After several seasons of disappointing reviews, writers on the USA network's mystery series "Psych" decided to get revenge. They crafted an episode involving a psychotic killer doctor. The deranged murderer's name? Ken Tucker, who in real life is the mild-mannered, 57-year-old TV critic for Entertainment Weekly magazine.
"It was never 'Dr. Tucker' or just 'Ken.' It was always 'Did Ken Tucker eviscerate the body?'" says USA original programming chief Jeff Wachtel.
Hell hath no fury like a TV writer scorned.
In the movie business, writers hand over a screenplay and creative power to a director. In television, the writer rules. Writers often make the creative and day-to-day managerial decisions, even if their work weeks can be unglamorous, pulling late nights in their sneakers surrounded by empty take-out pizza boxes.
They also possess a little-talked-about power: the written word as a way to settle scores, keep high-maintenance actors in line and poke fun at anyone who gave them a hard time in junior high.

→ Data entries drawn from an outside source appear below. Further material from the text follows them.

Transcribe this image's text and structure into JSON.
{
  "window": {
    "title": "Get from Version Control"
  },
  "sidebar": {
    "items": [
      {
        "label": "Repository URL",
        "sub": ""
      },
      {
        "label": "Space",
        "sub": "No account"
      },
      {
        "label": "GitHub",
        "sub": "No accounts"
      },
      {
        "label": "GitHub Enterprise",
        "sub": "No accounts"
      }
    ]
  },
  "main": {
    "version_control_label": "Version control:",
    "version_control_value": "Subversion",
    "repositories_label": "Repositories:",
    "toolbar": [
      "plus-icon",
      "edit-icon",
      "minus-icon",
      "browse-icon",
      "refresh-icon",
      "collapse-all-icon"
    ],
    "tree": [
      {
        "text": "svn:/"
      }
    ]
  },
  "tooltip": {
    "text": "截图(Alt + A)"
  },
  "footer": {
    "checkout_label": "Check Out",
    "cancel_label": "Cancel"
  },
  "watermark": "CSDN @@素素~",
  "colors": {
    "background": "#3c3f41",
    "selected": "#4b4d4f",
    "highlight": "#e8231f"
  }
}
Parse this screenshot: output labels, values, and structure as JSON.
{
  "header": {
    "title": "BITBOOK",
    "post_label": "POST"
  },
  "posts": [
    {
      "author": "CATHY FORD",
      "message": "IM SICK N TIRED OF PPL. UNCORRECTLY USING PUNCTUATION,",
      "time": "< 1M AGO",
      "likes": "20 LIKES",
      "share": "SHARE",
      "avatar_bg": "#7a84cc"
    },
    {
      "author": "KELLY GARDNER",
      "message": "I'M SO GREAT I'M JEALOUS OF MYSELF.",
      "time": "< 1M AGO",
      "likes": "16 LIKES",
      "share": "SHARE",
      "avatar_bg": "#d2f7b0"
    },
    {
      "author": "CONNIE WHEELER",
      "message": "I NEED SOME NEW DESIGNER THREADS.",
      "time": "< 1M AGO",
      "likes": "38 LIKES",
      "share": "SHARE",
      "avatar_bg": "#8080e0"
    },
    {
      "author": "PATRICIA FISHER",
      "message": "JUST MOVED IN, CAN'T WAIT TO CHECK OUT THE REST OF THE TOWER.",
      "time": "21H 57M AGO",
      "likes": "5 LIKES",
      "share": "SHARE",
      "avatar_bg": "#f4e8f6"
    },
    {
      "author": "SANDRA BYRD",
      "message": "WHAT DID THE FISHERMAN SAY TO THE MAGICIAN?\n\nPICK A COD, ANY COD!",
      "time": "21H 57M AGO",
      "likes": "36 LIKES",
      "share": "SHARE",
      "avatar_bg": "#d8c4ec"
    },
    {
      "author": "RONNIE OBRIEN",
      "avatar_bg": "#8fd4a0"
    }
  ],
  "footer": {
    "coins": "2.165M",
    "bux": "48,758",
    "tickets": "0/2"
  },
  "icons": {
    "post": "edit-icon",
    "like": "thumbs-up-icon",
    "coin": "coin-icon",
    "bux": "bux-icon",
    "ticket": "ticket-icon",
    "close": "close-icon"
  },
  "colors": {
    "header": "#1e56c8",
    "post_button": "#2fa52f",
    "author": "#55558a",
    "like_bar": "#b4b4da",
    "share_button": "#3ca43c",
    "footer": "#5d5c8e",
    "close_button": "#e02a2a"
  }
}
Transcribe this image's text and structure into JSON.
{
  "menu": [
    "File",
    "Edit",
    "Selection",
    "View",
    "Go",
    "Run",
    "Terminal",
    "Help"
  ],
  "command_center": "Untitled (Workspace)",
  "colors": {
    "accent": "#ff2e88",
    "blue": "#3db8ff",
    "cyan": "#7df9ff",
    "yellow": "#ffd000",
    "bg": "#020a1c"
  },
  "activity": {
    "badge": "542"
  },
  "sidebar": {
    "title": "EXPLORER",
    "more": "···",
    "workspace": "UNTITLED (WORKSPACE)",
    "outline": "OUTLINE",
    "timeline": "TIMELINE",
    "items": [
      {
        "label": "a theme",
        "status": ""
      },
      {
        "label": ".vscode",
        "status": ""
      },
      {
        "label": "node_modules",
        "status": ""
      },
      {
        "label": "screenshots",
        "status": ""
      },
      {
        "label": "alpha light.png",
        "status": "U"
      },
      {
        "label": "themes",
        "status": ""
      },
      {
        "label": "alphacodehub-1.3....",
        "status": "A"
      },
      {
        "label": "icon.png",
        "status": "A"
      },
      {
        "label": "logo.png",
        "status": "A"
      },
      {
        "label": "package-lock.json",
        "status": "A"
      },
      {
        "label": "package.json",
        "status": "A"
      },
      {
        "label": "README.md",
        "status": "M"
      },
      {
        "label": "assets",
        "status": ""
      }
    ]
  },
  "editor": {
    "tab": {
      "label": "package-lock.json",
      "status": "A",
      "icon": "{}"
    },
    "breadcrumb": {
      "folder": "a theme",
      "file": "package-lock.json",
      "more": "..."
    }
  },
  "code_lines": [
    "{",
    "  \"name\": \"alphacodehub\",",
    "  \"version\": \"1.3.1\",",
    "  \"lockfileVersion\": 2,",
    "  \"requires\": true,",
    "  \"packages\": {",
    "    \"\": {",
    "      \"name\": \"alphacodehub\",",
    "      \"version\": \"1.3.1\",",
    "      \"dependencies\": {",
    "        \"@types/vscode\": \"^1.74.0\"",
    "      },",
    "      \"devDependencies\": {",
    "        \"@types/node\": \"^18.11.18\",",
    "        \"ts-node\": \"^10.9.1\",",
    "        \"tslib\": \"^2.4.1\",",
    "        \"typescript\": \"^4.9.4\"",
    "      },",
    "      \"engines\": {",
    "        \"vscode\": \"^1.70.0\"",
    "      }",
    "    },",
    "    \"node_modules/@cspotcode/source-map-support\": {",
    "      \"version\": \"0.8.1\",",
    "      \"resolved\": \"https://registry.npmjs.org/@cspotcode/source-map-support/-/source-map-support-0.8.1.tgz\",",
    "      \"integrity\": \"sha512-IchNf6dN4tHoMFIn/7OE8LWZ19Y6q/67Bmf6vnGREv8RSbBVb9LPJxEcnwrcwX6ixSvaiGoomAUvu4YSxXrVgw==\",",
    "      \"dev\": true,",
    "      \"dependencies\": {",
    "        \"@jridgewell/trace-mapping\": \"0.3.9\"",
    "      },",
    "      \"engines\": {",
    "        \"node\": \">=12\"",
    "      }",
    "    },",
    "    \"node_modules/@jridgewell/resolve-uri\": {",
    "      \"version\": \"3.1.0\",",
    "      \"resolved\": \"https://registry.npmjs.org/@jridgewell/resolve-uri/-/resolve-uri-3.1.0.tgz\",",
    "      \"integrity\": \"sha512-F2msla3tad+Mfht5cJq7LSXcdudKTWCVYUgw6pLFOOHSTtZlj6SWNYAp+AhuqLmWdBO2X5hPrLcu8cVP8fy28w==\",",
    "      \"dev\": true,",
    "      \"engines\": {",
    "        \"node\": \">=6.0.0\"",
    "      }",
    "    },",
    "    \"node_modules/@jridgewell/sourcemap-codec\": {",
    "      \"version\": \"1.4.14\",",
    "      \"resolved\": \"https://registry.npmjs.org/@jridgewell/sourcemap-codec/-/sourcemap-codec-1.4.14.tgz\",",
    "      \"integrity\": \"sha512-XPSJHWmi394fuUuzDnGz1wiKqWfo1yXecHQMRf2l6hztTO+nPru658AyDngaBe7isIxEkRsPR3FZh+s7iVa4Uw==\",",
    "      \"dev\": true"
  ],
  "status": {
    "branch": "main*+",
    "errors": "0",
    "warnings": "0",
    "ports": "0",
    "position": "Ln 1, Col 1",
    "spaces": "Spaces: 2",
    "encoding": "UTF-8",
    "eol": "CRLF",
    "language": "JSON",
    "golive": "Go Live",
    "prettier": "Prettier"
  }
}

With more network shows premiering this fall than in any of the past three years, and original cable shows continuing to multiply, more and more writers are creating TV episodes — and poking needles into a few voodoo dolls along the way.
Read it all HERE...it's a killer good piece!